Research Paper Volume 13, Issue 3 pp 4388—4408
Lumican inhibits immune escape and carcinogenic pathways in colorectal adenocarcinoma
- 1 Department of Otorhinolaryngology, Tianjin Medical University General Hospital, Tianjin 300052, China
- 2 Department of Cancer Cell Biology, Tianjin’s Key Laboratory of Cancer Prevention and Therapy, National Clinical Research Center for Cancer, Tianjin Medical University Cancer Institute and Hospital, Tianjin 300060, China
- 3 Department of Laboratory Medicine, Tianjin Medical University, Tianjin 300060, China
Received: June 3, 2020 Accepted: November 23, 2020 Published: January 20, 2021https://doi.org/10.18632/aging.202401
How to Cite
Copyright: © 2021 Zang et al. This is an open access article distributed under the terms of the Creative Commons Attribution License (CC BY 3.0), which permits unrestricted use, distribution, and reproduction in any medium, provided the original author and source are credited.
Lumican (LUM), a small leucine-rich proteoglycan, is a component of the extracellular matrix. Abnormal LUM expression is potentially associated with cancer progression. In the present study, we confirmed high LUM mRNA expression in colorectal adenocarcinoma (COAD) through the UALCAN database. The Kaplan-Meier method, univariate, and multivariate COX analysis showed that high LUM expression is an independent determinant of poor prognosis in COAD. A COX regression model was constructed based on clinical information and LUM expression. The receiver operating characteristic (ROC) curve indicated that this model was highly accurate in monitoring COAD prognosis. The co-expression network of LUM was determined by LinkedOmics, which showed that LUM expression was closely related to immune escape and the miR200 family. Furthermore, we studied the co-expression network of LUM and found that LUM could promote tumor metastasis and invasion. The Tumor Immune Estimation Resource website showed that LUM was closely related to immune infiltration and correlated with regulatory T cells, tumour-associated macrophages, and dendritic cells.
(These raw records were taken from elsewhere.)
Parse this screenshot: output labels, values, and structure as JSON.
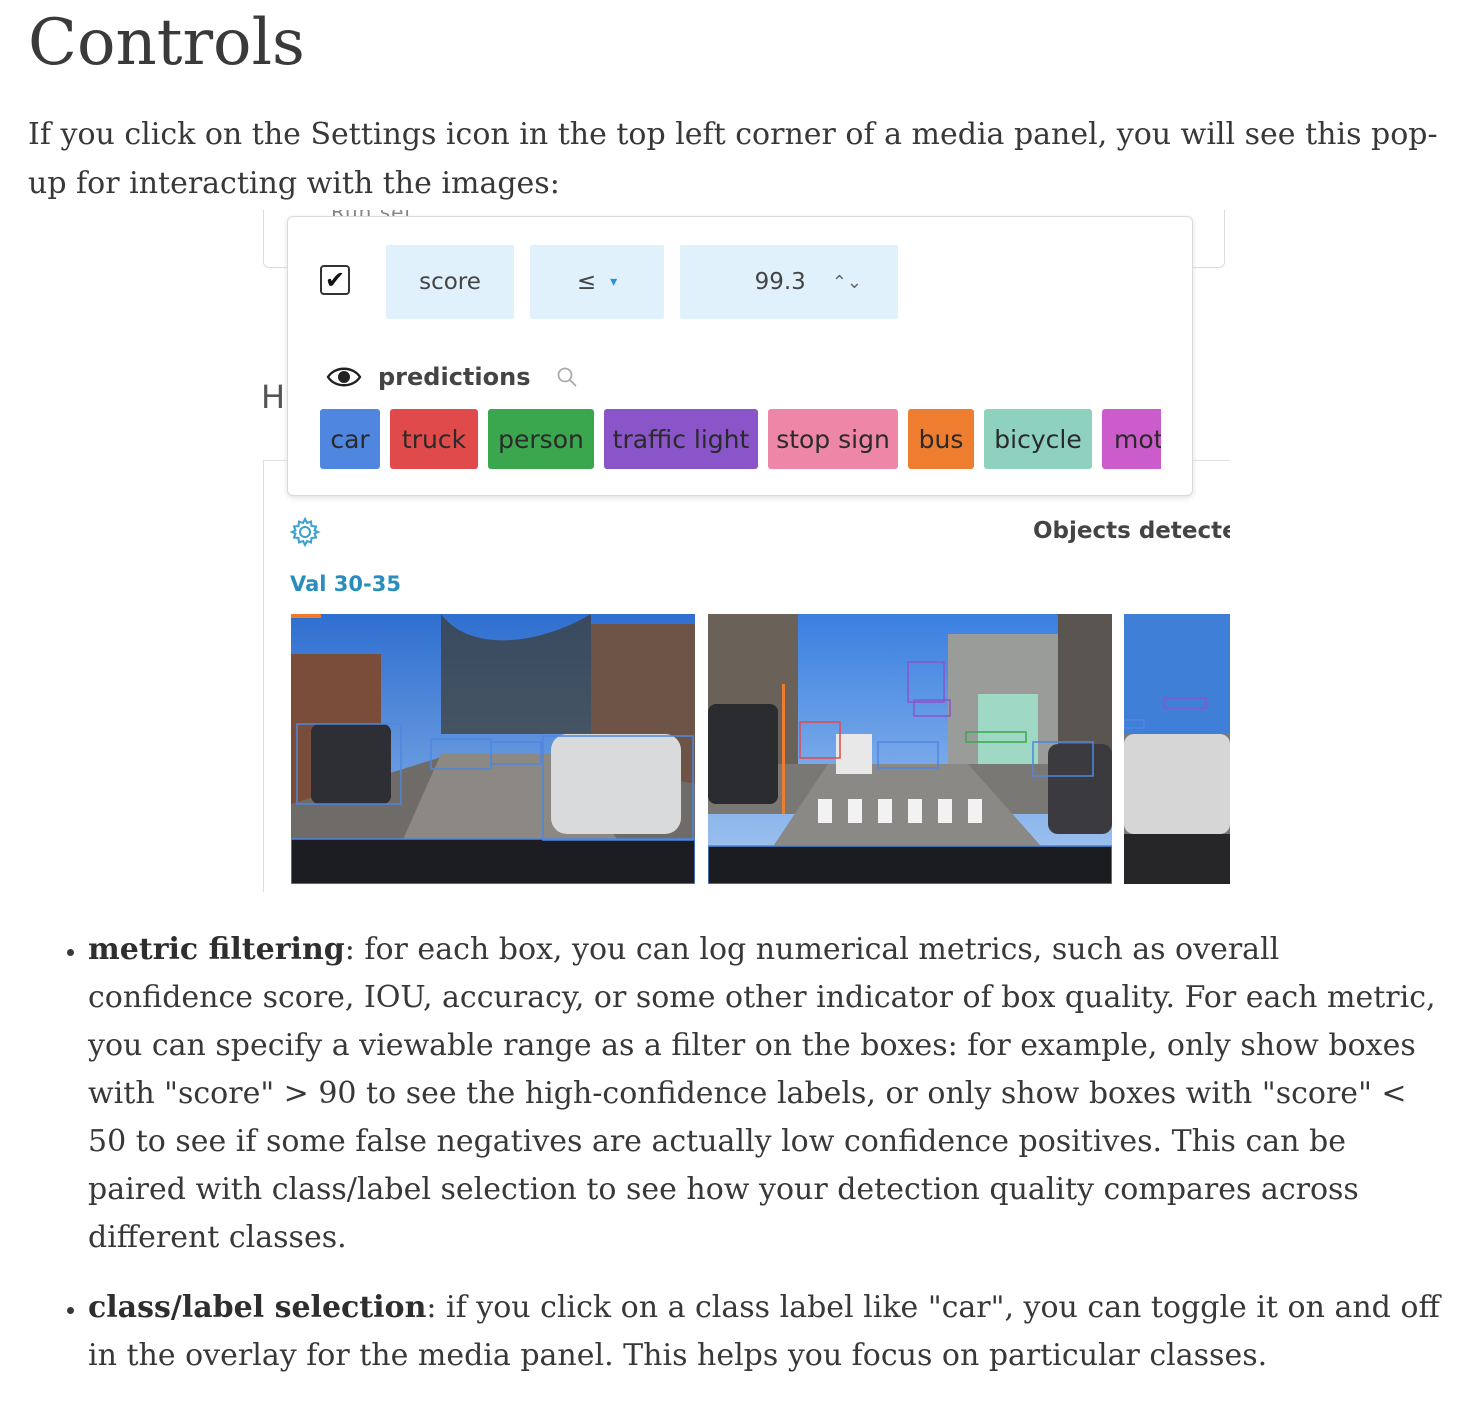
{
  "heading": "Controls",
  "intro": "If you click on the Settings icon in the top left corner of a media panel, you will see this pop-up for interacting with the images:",
  "screenshot": {
    "background_partial_text": "Run set",
    "background_partial_heading": "H",
    "filter": {
      "enabled": true,
      "checkbox_glyph": "✔",
      "metric": "score",
      "operator": "≤",
      "operator_caret": "▾",
      "value": "99.3",
      "stepper_glyph": "⌃⌄"
    },
    "predictions_label": "predictions",
    "icons": [
      "eye-icon",
      "search-icon",
      "gear-icon"
    ],
    "class_chips": [
      {
        "label": "car",
        "color": "#4f86e0"
      },
      {
        "label": "truck",
        "color": "#e04a4a"
      },
      {
        "label": "person",
        "color": "#3aa64e"
      },
      {
        "label": "traffic light",
        "color": "#8a55c8"
      },
      {
        "label": "stop sign",
        "color": "#ee86a8"
      },
      {
        "label": "bus",
        "color": "#ee7d2f"
      },
      {
        "label": "bicycle",
        "color": "#8fd1bf"
      },
      {
        "label": "mot",
        "color": "#cc5ccc"
      }
    ],
    "panel_title": "Objects detected",
    "run_label": "Val 30-35"
  },
  "bullets": [
    {
      "term": "metric filtering",
      "text": ": for each box, you can log numerical metrics, such as overall confidence score, IOU, accuracy, or some other indicator of box quality. For each metric, you can specify a viewable range as a filter on the boxes: for example, only show boxes with \"score\" > 90 to see the high-confidence labels, or only show boxes with \"score\" < 50 to see if some false negatives are actually low confidence positives. This can be paired with class/label selection to see how your detection quality compares across different classes."
    },
    {
      "term": "class/label selection",
      "text": ": if you click on a class label like \"car\", you can toggle it on and off in the overlay for the media panel. This helps you focus on particular classes."
    }
  ]
}
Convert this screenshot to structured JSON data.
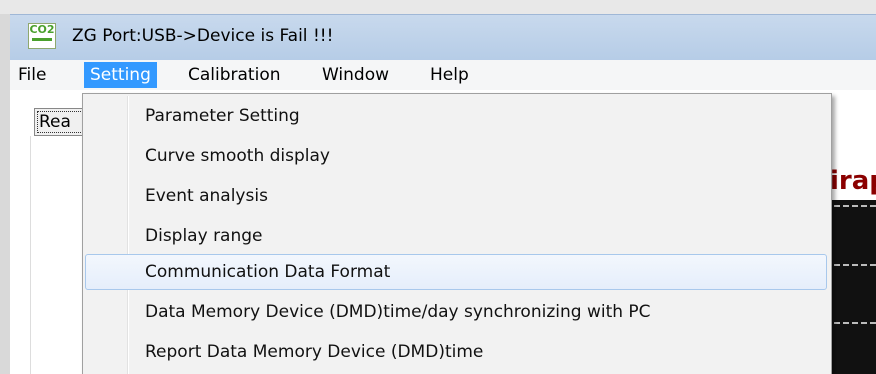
{
  "window": {
    "title": "ZG Port:USB->Device is Fail !!!",
    "icon": "co2-app-icon",
    "icon_text": "CO2"
  },
  "menubar": {
    "items": [
      {
        "label": "File"
      },
      {
        "label": "Setting"
      },
      {
        "label": "Calibration"
      },
      {
        "label": "Window"
      },
      {
        "label": "Help"
      }
    ]
  },
  "tab": {
    "label": "Rea"
  },
  "graph": {
    "label": "irap"
  },
  "dropdown": {
    "items": [
      {
        "label": "Parameter Setting"
      },
      {
        "label": "Curve smooth display"
      },
      {
        "label": "Event analysis"
      },
      {
        "label": "Display range"
      },
      {
        "label": "Communication Data Format"
      },
      {
        "label": "Data Memory Device (DMD)time/day synchronizing with PC"
      },
      {
        "label": "Report Data Memory Device (DMD)time"
      }
    ]
  },
  "colors": {
    "menu_active": "#3399ff",
    "hover_highlight": "#e5eefb",
    "graph_label": "#8b0000",
    "titlebar": "#b4cbe6"
  }
}
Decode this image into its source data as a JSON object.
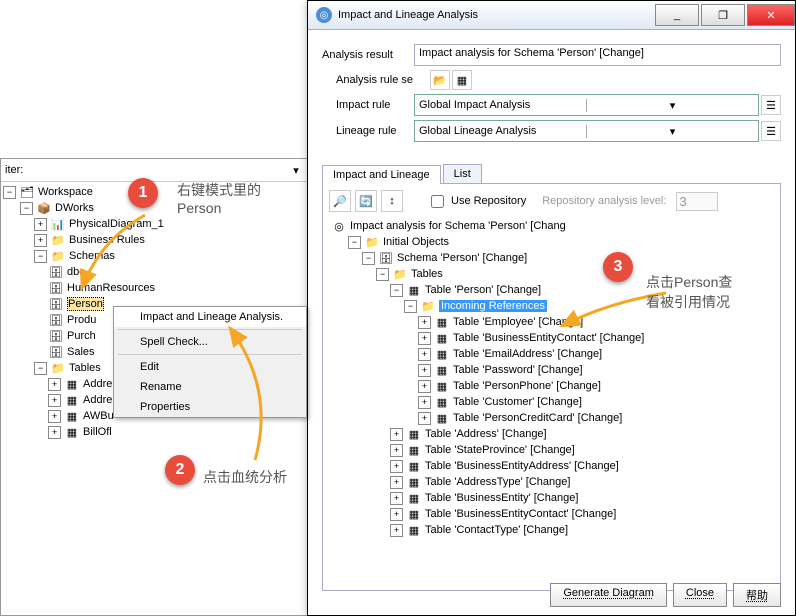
{
  "dialog": {
    "title": "Impact and Lineage Analysis",
    "analysis_result_label": "Analysis result",
    "analysis_result_value": "Impact analysis for Schema 'Person' [Change]",
    "analysis_rule_label": "Analysis rule se",
    "impact_rule_label": "Impact rule",
    "impact_rule_value": "Global Impact Analysis",
    "lineage_rule_label": "Lineage rule",
    "lineage_rule_value": "Global Lineage Analysis",
    "tabs": [
      {
        "label": "Impact and Lineage",
        "active": true
      },
      {
        "label": "List",
        "active": false
      }
    ],
    "use_repository_label": "Use Repository",
    "repo_level_label": "Repository analysis level:",
    "repo_level_value": "3",
    "tree_root": "Impact analysis for Schema 'Person' [Chang",
    "initial_objects": "Initial Objects",
    "schema_person": "Schema 'Person' [Change]",
    "tables_label": "Tables",
    "table_person": "Table 'Person' [Change]",
    "incoming_refs": "Incoming References",
    "ref_tables": [
      "Table 'Employee' [Change]",
      "Table 'BusinessEntityContact' [Change]",
      "Table 'EmailAddress' [Change]",
      "Table 'Password' [Change]",
      "Table 'PersonPhone' [Change]",
      "Table 'Customer' [Change]",
      "Table 'PersonCreditCard' [Change]"
    ],
    "other_tables": [
      "Table 'Address' [Change]",
      "Table 'StateProvince' [Change]",
      "Table 'BusinessEntityAddress' [Change]",
      "Table 'AddressType' [Change]",
      "Table 'BusinessEntity' [Change]",
      "Table 'BusinessEntityContact' [Change]",
      "Table 'ContactType' [Change]"
    ],
    "buttons": {
      "generate": "Generate Diagram",
      "close": "Close",
      "help": "帮助"
    }
  },
  "left": {
    "filter_label": "iter:",
    "root": "Workspace",
    "dworks": "DWorks",
    "items": [
      "PhysicalDiagram_1",
      "Business Rules",
      "Schemas"
    ],
    "schemas": [
      "dbo",
      "HumanResources",
      "Person",
      "Produ",
      "Purch",
      "Sales"
    ],
    "tables_label": "Tables",
    "tables": [
      "Addre",
      "Addre",
      "AWBu",
      "BillOfl"
    ]
  },
  "context_menu": [
    "Impact and Lineage Analysis.",
    "Spell Check...",
    "Edit",
    "Rename",
    "Properties"
  ],
  "annotations": {
    "a1": "右键模式里的\nPerson",
    "a2": "点击血统分析",
    "a3": "点击Person查\n看被引用情况"
  },
  "badges": [
    "1",
    "2",
    "3"
  ]
}
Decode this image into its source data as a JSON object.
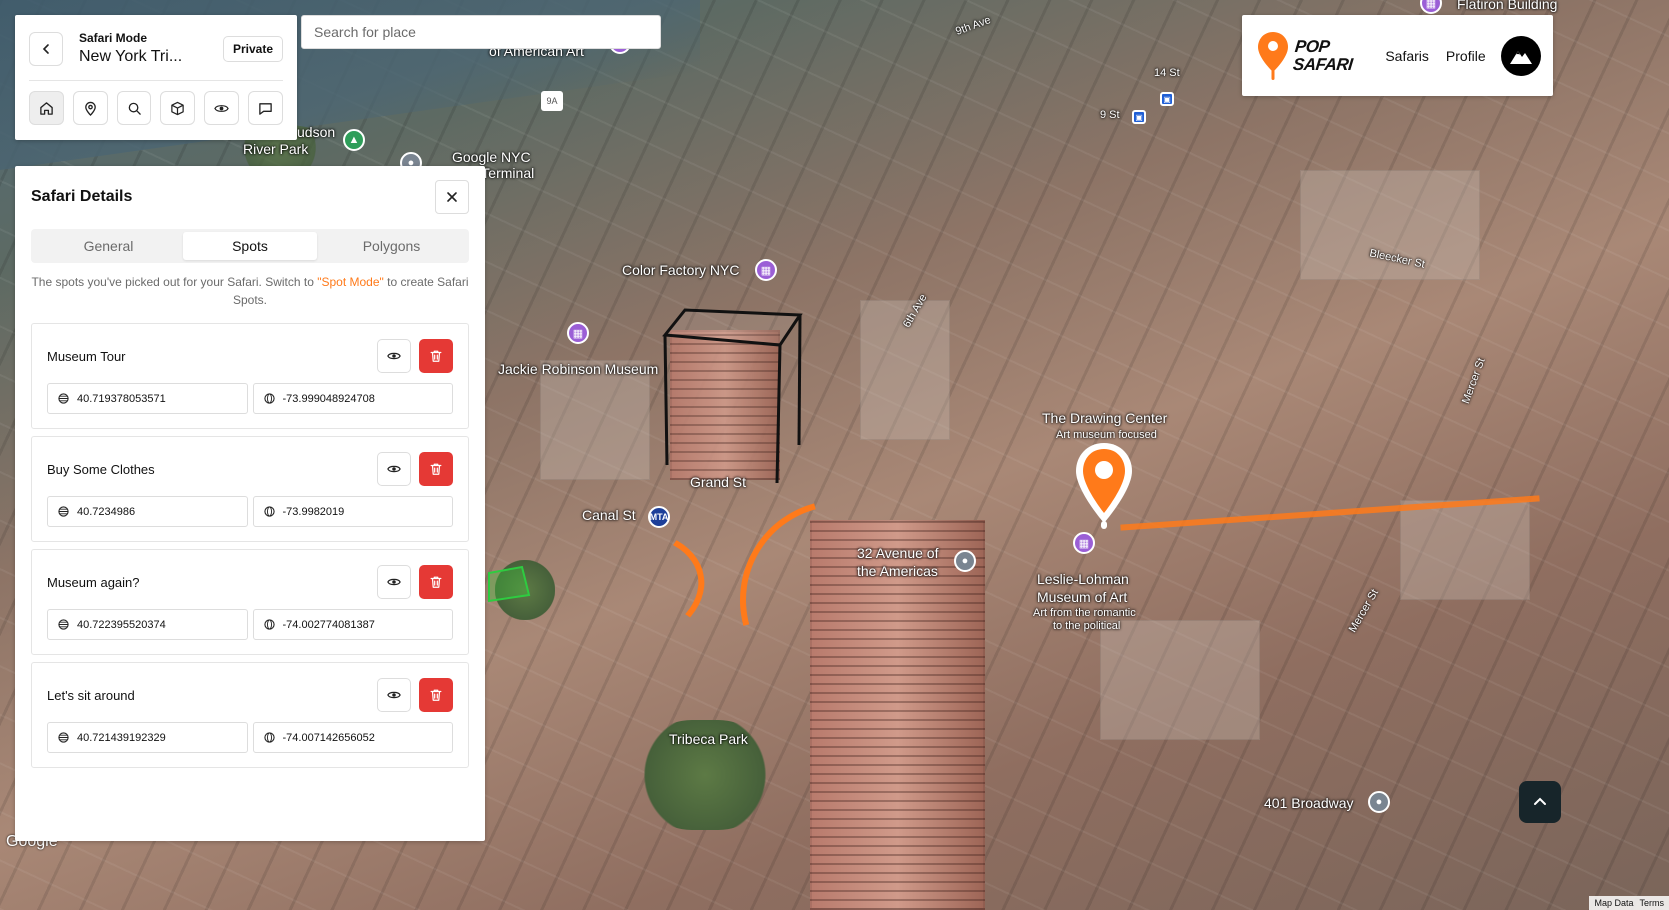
{
  "mode": {
    "subtitle": "Safari Mode",
    "trip_name": "New York Tri...",
    "privacy_label": "Private"
  },
  "search": {
    "placeholder": "Search for place"
  },
  "brand": {
    "logo_line1": "POP",
    "logo_line2": "SAFARI",
    "nav": [
      "Safaris",
      "Profile"
    ],
    "accent": "#ff7a1a"
  },
  "details": {
    "title": "Safari Details",
    "tabs": [
      "General",
      "Spots",
      "Polygons"
    ],
    "active_tab": "Spots",
    "desc_before": "The spots you've picked out for your Safari. Switch to ",
    "desc_link": "\"Spot Mode\"",
    "desc_after": " to create Safari Spots.",
    "spots": [
      {
        "name": "Museum Tour",
        "lat": "40.719378053571",
        "lng": "-73.999048924708"
      },
      {
        "name": "Buy Some Clothes",
        "lat": "40.7234986",
        "lng": "-73.9982019"
      },
      {
        "name": "Museum again?",
        "lat": "40.722395520374",
        "lng": "-74.002774081387"
      },
      {
        "name": "Let's sit around",
        "lat": "40.721439192329",
        "lng": "-74.007142656052"
      }
    ]
  },
  "map": {
    "labels": {
      "color_factory": "Color Factory NYC",
      "jackie": "Jackie Robinson Museum",
      "grand_st": "Grand St",
      "canal_st": "Canal St",
      "drawing_center": "The Drawing Center",
      "drawing_center_sub": "Art museum focused",
      "ave_americas_1": "32 Avenue of",
      "ave_americas_2": "the Americas",
      "leslie_1": "Leslie-Lohman",
      "leslie_2": "Museum of Art",
      "leslie_3": "Art from the romantic",
      "leslie_4": "to the political",
      "tribeca": "Tribeca Park",
      "broadway": "401 Broadway",
      "google_nyc": "Google NYC",
      "terminal": "'s Terminal",
      "hudson": "udson",
      "river_park": "River Park",
      "american_art": "of American Art",
      "flatiron": "Flatiron Building",
      "st14": "14 St",
      "st9": "9 St",
      "ave9": "9th Ave",
      "ave6": "6th Ave",
      "bleecker": "Bleecker St",
      "mercer1": "Mercer St",
      "mercer2": "Mercer St",
      "route_9a": "9A"
    },
    "google": "Google",
    "attrib_data": "Map Data",
    "attrib_terms": "Terms"
  }
}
We found that LUM cultivated cancer progression by targeting the miR200 family to promote epithelial-to-mesenchymal transition. These findings suggest that LUM is a potential target for inhibiting immune escape and carcinogenic pathways.